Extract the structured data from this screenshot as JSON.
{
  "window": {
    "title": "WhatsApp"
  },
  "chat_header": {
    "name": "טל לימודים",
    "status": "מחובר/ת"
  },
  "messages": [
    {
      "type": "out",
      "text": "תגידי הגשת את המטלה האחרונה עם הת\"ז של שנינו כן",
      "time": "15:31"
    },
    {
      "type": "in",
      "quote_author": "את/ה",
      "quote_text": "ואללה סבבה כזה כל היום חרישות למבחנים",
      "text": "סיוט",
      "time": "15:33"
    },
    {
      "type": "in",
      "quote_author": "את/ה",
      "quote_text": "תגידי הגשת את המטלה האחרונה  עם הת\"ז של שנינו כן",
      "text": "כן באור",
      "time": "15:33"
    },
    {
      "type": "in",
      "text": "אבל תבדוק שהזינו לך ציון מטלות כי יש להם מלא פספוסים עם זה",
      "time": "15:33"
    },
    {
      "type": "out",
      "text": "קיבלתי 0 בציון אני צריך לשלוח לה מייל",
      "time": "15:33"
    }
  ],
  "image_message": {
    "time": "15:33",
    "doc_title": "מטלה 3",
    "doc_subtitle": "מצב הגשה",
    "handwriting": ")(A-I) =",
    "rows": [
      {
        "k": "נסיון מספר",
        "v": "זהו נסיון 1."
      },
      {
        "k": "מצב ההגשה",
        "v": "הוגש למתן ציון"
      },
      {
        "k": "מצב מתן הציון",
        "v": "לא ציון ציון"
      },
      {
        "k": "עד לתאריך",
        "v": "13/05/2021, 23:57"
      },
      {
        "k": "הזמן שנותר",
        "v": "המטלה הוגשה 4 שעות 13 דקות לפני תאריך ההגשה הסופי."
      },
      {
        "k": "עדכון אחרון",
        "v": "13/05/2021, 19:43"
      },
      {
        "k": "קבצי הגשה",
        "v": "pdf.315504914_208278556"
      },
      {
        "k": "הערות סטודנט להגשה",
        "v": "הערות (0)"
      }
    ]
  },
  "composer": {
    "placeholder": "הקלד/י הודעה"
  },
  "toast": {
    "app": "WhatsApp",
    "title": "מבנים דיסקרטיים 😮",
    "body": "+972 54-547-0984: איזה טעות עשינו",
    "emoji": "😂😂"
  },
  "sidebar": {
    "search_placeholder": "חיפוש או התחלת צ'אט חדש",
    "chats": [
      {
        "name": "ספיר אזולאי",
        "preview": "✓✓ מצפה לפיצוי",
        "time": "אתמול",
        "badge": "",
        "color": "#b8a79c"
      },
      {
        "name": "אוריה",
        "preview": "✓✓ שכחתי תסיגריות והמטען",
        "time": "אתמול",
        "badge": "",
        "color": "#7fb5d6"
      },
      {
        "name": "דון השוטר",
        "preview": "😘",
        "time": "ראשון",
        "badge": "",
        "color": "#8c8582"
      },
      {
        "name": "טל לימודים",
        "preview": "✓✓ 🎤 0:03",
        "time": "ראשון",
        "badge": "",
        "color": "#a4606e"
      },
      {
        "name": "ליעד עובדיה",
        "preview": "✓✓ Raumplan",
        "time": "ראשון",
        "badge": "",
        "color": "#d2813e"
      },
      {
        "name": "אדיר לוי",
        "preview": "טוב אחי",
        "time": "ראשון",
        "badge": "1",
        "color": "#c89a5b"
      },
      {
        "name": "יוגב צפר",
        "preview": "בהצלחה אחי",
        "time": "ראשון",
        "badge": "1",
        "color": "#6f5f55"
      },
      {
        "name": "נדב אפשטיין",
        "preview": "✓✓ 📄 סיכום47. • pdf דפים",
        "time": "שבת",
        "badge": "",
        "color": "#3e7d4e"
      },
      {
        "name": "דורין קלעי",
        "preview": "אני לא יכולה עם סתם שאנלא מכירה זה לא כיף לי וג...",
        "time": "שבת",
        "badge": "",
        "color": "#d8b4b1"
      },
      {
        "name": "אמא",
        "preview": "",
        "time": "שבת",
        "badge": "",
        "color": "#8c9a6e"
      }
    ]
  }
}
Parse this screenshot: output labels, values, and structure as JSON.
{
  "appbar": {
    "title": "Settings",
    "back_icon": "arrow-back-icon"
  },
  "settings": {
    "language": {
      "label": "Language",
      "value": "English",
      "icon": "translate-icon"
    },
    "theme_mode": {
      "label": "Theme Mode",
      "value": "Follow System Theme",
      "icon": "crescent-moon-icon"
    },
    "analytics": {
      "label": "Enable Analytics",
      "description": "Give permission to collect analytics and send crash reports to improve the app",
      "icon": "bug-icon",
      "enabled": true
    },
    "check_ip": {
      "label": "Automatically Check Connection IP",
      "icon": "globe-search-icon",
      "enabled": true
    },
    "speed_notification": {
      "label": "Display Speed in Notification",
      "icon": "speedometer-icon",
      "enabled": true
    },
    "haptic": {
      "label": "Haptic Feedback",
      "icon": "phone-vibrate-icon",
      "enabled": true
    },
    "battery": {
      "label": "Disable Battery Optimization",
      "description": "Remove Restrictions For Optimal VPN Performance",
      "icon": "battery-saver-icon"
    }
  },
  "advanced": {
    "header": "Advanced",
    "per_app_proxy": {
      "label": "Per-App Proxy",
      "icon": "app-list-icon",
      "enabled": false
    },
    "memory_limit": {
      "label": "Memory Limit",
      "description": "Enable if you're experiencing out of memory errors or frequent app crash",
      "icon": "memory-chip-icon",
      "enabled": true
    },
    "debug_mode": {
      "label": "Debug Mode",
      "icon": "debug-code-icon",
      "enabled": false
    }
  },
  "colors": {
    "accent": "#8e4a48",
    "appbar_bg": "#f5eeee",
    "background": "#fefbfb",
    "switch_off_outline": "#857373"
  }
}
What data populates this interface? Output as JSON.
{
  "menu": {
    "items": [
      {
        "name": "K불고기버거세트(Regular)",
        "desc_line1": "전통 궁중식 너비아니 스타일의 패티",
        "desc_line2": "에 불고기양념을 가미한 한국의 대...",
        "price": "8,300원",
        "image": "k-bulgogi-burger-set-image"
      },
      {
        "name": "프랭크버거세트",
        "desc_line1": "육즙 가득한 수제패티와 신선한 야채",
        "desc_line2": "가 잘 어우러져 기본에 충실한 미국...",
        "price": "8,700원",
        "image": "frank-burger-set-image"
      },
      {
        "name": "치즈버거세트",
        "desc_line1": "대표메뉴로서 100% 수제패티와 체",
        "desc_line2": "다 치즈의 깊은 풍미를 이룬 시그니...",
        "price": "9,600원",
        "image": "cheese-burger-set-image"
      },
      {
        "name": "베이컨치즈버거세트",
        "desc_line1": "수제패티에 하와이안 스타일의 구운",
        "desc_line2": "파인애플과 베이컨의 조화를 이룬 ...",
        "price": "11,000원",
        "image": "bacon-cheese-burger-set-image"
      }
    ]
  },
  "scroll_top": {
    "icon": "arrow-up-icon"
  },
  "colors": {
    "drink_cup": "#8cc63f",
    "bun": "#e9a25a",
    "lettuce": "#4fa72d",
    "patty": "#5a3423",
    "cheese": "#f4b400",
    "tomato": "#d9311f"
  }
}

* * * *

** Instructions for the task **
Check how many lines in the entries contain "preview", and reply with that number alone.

** Task answer **
10